·         The Baldwin County Commission voted July 25 to transfer the 3,000-acre Mega Site near Bay Minette to the Baldwin County Economic Development Alliance in order to make the industrial complex eligible for $5 million in state funding for improvements.


·         After a one-hour debate on the question of adopting a conservation easement for the 108 acres of the parcel known as The Dyas Triangle, the Fairhope City Council tabled the question to wait on a legal opinion from the Alabama Attorney General’s Office.




The town of Elberta voted unanimously to donate $25,000 to Elberta High School which was then matched by the Snook Foundation. The funds will be put towards facility upgrades.


The Fairhope City Council announced plans to ban feeding geese on the municipal public beach. Fairhope police issued warnings to anyone feeding geese and ducks at the beach near the Fairhope Pier or on other municipal property. The warnings include a notice that feeding waterfowl is against the law in Fairhope. By September, police were ordered to start ticketing violators.



Medstar EMS introduced newest team member Oliver, a goldendoodle, Baldwin County’s first addition to the therapy dog program.


Infirmary Health System announced plans to build built a free-standing emergency department at the intersection of Alabama 181 and US 90 in Daphne. The city is Alabama’s largest city without a hospital. The Daphne City Council voted Aug. 19 to create a Medical Clinic Board to issue bonds to finance medical improvements in Daphne at no obligation to the city.



Paul Wahlberg visited his Foley Wahlburgers location, greeting guests who came to dine.


A study found that the beach near the Fairhope Pier is the dirtiest in Alabama with three other Eastern Shore beaches also included in the five most polluted shorelines in the state.
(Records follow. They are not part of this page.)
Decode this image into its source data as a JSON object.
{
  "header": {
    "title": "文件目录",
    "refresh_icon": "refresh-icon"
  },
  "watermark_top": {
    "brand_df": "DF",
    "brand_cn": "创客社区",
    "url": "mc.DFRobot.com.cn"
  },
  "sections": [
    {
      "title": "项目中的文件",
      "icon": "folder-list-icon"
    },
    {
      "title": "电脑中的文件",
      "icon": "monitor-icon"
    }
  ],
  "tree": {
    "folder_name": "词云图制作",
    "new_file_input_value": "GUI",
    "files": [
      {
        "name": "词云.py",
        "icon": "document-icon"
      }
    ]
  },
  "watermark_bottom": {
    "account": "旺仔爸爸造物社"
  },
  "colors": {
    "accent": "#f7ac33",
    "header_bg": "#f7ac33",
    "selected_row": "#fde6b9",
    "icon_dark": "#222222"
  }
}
The study by the Environment America Research and Policy Center looked at beaches around the United States. Beaches were ranked by how many days they were closed due to elevated bacteria counts in the water.



Commissioner of Alabama Department of Corrections Jeff Dunn gave an update on state prisons, stating the goal was to begin focusing heavily on rehabilitation programs and integrating prisoners back into the workforce and society to decrease the number of repeat offenders.


Federal agents raided the office of Gulf Shores psychiatrist, Dr. James H. Edwards. Federal agents charged him with three counts of unlawful distribution of a controlled substance.


Gulf Shores City Schools celebrated its first day of school as an independent school system.


The Orange Beach Middle and High School opened its doors to students.





By a 3-2 vote and over the objection of the mayor, the Fairhope City Council voted Sept. 10 to buy a 113.7-acre site near the airport as a future recreation park for $2.65 million. Councilmen Jay Robinson and Jimmy Conyers voted against the proposal to buy the site. Mayor Karin Wilson also opposed the purchase. She said a 40-acre site on Twin Beech Road would be better for the city and residents.



The South Baldwin Chamber of Commerce and the Coastal Alabama Business Chambers announced a partnership that would combine their respective capital plans under the South Baldwin Chamber’s Gateway Initiative umbrella. Both chambers are developing the workforce in the tri-city area, and by joining forces are able to double the effectiveness of their efforts.


On Sept. 17, residents in Spanish Fort and Fairhope voted to increase property taxes by three-mills to support schools in those districts. The tax is expected to raise more than $800,000 a year in Spanish Fort and almost $2 million a year in Fairhope. The tax will be in effect for 10 years in Spanish Fort and 30 years in Fairhope.


Foley citizens announced the first TNR program in the city, which was endorsed by the city Police Department and council.


A proposed guide for business development along US 98 in Fairhope drew concerns from some property owners worried about how it could affect the future use of their land and the prices if they want to sell. The Greeno Road Overlay District proposal would set standards for commercial development along th